Kelly and Byron’s tips for teachers looking to do outdoor activities with their students: 

  • Byron: Start small. Do what feels natural and easy so it’s not forced. If you force it, then a student might not find it pleasing and might not want to do it again. It could be as simple as going for a walk and asking a child, “What do you observe around you, what do you see?” You can challenge those senses — “What can you touch, see, hear?”  
  • Kelly: Think of it as holding class outside at first. Move class outdoors and use it as a space where you can physically distance and take face coverings off if they’re required in your school. Start with something that’s comfortable and push yourself to do more as you feel more comfortable. 
  • Kelly: Take it one step at a time — once holding class outside becomes comfortable, look for independent activities for kids so they’re exploring with whatever space they have. At one school I taught at, we had only one strip of nature — a mowed path with non-native shrubs and a couple of small trees. Even that environment provided different things for kids to look at every time because the outdoors is dynamic and always changing. 
  • Byron: Check out some of the people who are doing the work. Kelly has an awesome website — see what’s there. She has a Deep Belly Breathing activity that you can take and practice with students:
  • Kelly: I used the outdoors a lot for literacy. There is always something different to write about because it’s a different day and there is such a rich, evolving, interactive classroom when you’re outside. 
  • Byron: One of my favorite activities is reflecting on three good things — asking, “What are three good things that happened to me over the course of the day?” It can increase happiness and you can easily do that outdoors. It’s a very simple thing that you can start doing today. 

Kelly: Partnering with Byron really helped my confidence. He said, this idea is worthy, it’s a contribution that needs to be developed more. I took his advice and made a Twitter account and YouTube channel. We also hosted a webinar on Outdoor SEL:

Byron: Collaborating with Kelly has expanded my thinking around the possibilities, the options, and how we might support our students in nontraditional ways.
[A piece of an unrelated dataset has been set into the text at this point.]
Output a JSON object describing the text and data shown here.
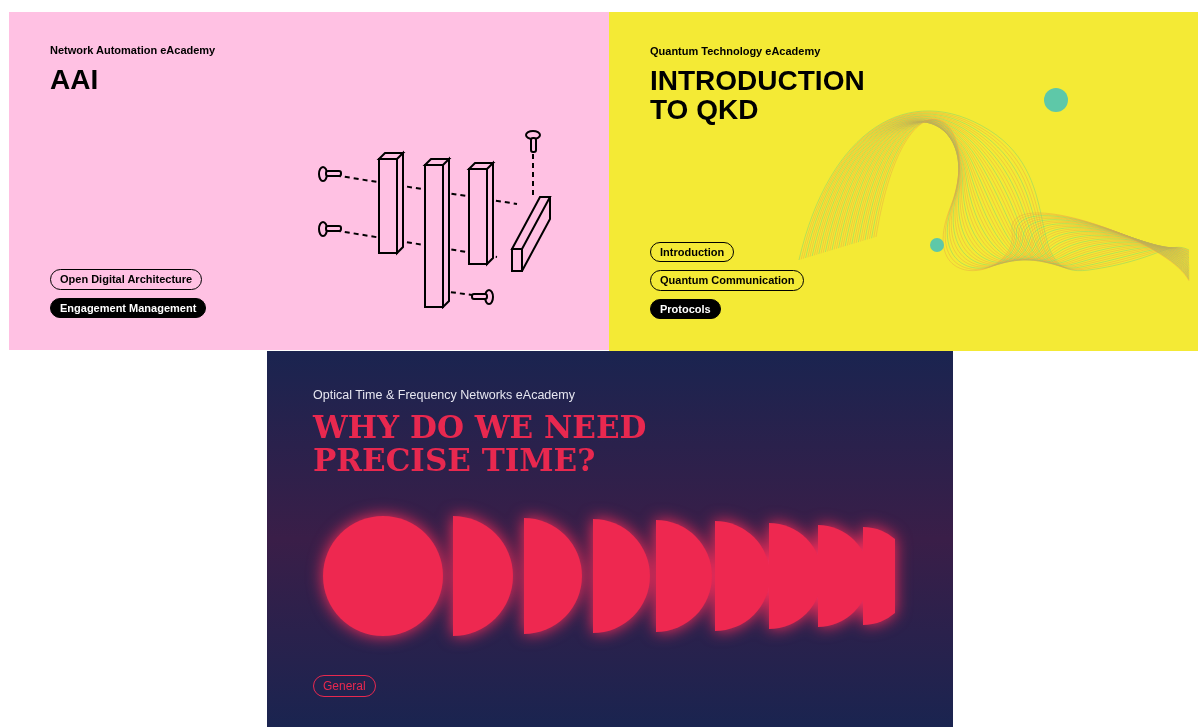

It has taken my thinking to greater lengths of what’s possible and expanded my definition of SEL and what that could be. 

Kelly: #TeacherStrong means relying on each other and knowing that we have each other as a community. #TeacherStrong came from the pandemic but it’s here to stay as a connector for us all. I’ve found ways to try to contribute and provide resources to the community, other teachers, and parents as we all try to navigate this together. Byron is doing the same thing with his website to promote SEL. We all are trying to figure out what we can contribute to each other during this time and that hashtag puts a name on it as we’re creating strategies to share.

Ready to share your own #TeacherStrong Strategy? Craft yours using our toolkit and post it on social media to connect with and learn from your fellow educators. 

Feature image courtesy of Kelly Koller